──────── Information given ────────

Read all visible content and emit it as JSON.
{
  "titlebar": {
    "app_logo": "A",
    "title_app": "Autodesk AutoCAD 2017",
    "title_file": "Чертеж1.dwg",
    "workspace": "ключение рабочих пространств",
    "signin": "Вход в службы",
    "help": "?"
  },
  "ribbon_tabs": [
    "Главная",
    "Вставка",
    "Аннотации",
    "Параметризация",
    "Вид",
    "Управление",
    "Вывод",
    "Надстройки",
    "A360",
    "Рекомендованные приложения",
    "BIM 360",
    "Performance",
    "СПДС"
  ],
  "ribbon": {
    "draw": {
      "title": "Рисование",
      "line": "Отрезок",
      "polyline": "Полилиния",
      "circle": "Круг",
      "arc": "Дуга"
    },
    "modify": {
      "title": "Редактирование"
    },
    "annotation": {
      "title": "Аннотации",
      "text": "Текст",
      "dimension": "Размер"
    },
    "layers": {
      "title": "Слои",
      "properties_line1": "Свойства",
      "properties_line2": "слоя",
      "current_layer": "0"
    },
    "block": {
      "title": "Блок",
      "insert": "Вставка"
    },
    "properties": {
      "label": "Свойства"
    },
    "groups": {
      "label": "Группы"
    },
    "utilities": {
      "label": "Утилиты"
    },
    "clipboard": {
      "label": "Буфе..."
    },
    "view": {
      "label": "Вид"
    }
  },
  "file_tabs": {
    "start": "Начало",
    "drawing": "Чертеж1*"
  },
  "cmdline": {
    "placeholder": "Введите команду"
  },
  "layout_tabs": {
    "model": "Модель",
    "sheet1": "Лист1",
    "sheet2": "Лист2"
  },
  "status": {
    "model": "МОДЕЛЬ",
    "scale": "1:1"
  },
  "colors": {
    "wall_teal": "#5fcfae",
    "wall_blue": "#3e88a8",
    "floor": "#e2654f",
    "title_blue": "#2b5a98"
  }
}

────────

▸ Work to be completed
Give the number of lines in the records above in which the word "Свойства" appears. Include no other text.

▸ Written solution
2